Time and timing are of the essence. At this moment it is clearer than ever that any exit to the crisis will be the result of a negotiation, either with Maduro, with the dominant elite, with the military or with all of the above.
– One of the most important questions is how long the military, with economic interests closely linked to chavismo, will stand by Maduro. For the same reason, the incentives they may have to force a change are minimal.
– Now, if the government agrees to give way to a transition, just like Augusto Pinochet did in Chile in 1990, the other actors will have to accept that the execution of justice has to be postponed. It does not mean there will be impunity, but that they have to offer them a way out. We will have to pay that price, even if it is very hard.
– Once Maduro and the rest of his cronies step down, a whole new world of opportunities opens up for entrepreneurs and investors. This has happened before. An example is the collapse of the Berlin Wall and the resurgence of Germany.
– It takes 20 years to generate a fortune. in Venezuela, this could probably be achieved in roughly 4 years if one plays his cards right. The focus should be on the optimistic nature of where the country is headed. This is an opportunity to generate wealth. Venezuela will need to resupply every sector of its economy and to reactivate its industries. That’s why a difficult event like this massive migration presents us with an array of possibilities and opportunities.
Venezuelans from every walk of life have been scattered all over the world, a fact that is giving them new perspectives of life. When many of them return back to their home country, they will bring back everything they have experienced and learned. This new appreciation of life sparkled with hope and optimism will be the driving force for a positive change in Venezuela. It will be a resurgence of a great country, with the potential of becoming a superpower in this hemisphere.

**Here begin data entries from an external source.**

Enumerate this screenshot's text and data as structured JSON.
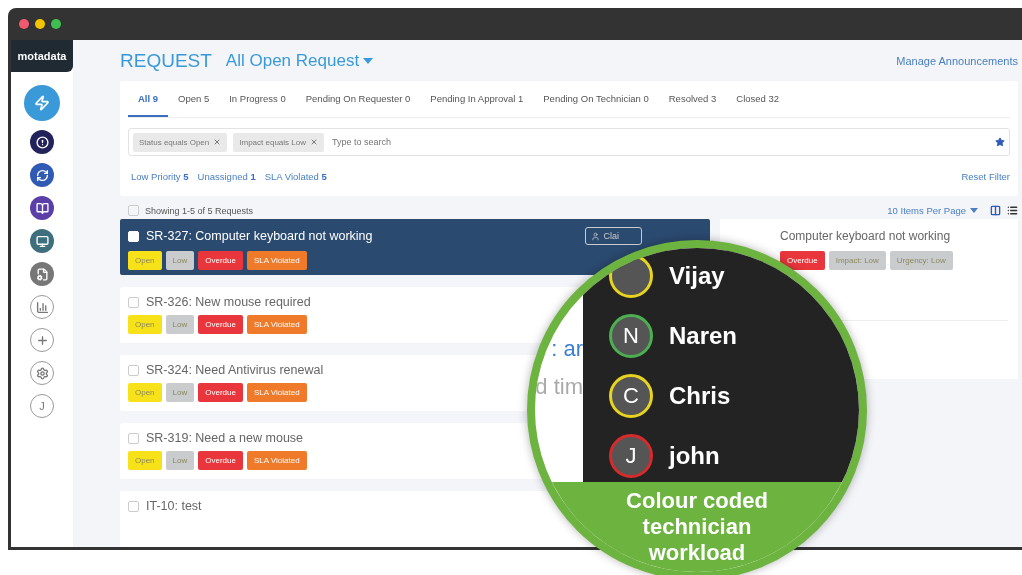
{
  "sidebar": {
    "logo": "motadata",
    "items": [
      {
        "selected": true
      },
      {
        "selected": false
      },
      {
        "selected": false
      },
      {
        "selected": false
      },
      {
        "selected": false
      },
      {
        "selected": false
      },
      {
        "selected": false
      },
      {
        "selected": false
      },
      {
        "selected": false
      },
      {
        "selected": false,
        "label": "J"
      }
    ]
  },
  "header": {
    "title": "REQUEST",
    "view": "All Open Request",
    "link": "Manage Announcements"
  },
  "tabs": [
    {
      "label": "All 9",
      "selected": true
    },
    {
      "label": "Open 5",
      "selected": false
    },
    {
      "label": "In Progress 0",
      "selected": false
    },
    {
      "label": "Pending On Requester 0",
      "selected": false
    },
    {
      "label": "Pending In Approval 1",
      "selected": false
    },
    {
      "label": "Pending On Technician 0",
      "selected": false
    },
    {
      "label": "Resolved 3",
      "selected": false
    },
    {
      "label": "Closed 32",
      "selected": false
    }
  ],
  "search": {
    "chips": [
      "Status equals Open",
      "Impact equals Low"
    ],
    "placeholder": "Type to search"
  },
  "quick_filters": [
    "Low Priority **5**",
    "Unassigned **1**",
    "SLA Violated **5**"
  ],
  "reset_filter": "Reset Filter",
  "list_header": {
    "checked": false,
    "summary": "Showing 1-5 of 5 Requests",
    "per_page": "10 Items Per Page"
  },
  "requests": [
    {
      "title": "SR-327: Computer keyboard not working",
      "selected": true,
      "checked": false,
      "claim": "Clai",
      "tags": [
        {
          "label": "Open",
          "color": "#f7e21a"
        },
        {
          "label": "Low",
          "color": "#c9cbcd"
        },
        {
          "label": "Overdue",
          "color": "#e8363c"
        },
        {
          "label": "SLA Violated",
          "color": "#ef7a2a"
        }
      ]
    },
    {
      "title": "SR-326: New mouse required",
      "selected": false,
      "checked": false,
      "tags": [
        {
          "label": "Open",
          "color": "#f7e21a"
        },
        {
          "label": "Low",
          "color": "#c9cbcd"
        },
        {
          "label": "Overdue",
          "color": "#e8363c"
        },
        {
          "label": "SLA Violated",
          "color": "#ef7a2a"
        }
      ]
    },
    {
      "title": "SR-324: Need Antivirus renewal",
      "selected": false,
      "checked": false,
      "tags": [
        {
          "label": "Open",
          "color": "#f7e21a"
        },
        {
          "label": "Low",
          "color": "#c9cbcd"
        },
        {
          "label": "Overdue",
          "color": "#e8363c"
        },
        {
          "label": "SLA Violated",
          "color": "#ef7a2a"
        }
      ]
    },
    {
      "title": "SR-319: Need a new mouse",
      "selected": false,
      "checked": false,
      "tags": [
        {
          "label": "Open",
          "color": "#f7e21a"
        },
        {
          "label": "Low",
          "color": "#c9cbcd"
        },
        {
          "label": "Overdue",
          "color": "#e8363c"
        },
        {
          "label": "SLA Violated",
          "color": "#ef7a2a"
        }
      ]
    },
    {
      "title": "IT-10: test",
      "selected": false,
      "checked": false
    }
  ],
  "detail": {
    "title": "Computer keyboard not working",
    "tags": [
      {
        "label": "Overdue",
        "color": "#e8363c"
      },
      {
        "label": "Impact: Low",
        "color": "#c9cbcd"
      },
      {
        "label": "Urgency: Low",
        "color": "#c9cbcd"
      }
    ]
  },
  "magnifier": {
    "fragments": [
      ": ar",
      "d tim"
    ],
    "technicians": [
      {
        "name": "Vijay",
        "color": "#e8d320"
      },
      {
        "initial": "N",
        "name": "Naren",
        "color": "#4caf50"
      },
      {
        "initial": "C",
        "name": "Chris",
        "color": "#e8d320"
      },
      {
        "initial": "J",
        "name": "john",
        "color": "#d62b2b"
      }
    ],
    "caption": "Colour coded technician workload"
  }
}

Let’s make it happen!
Contact me at http://cr.linkedin.com/in/DanielYepez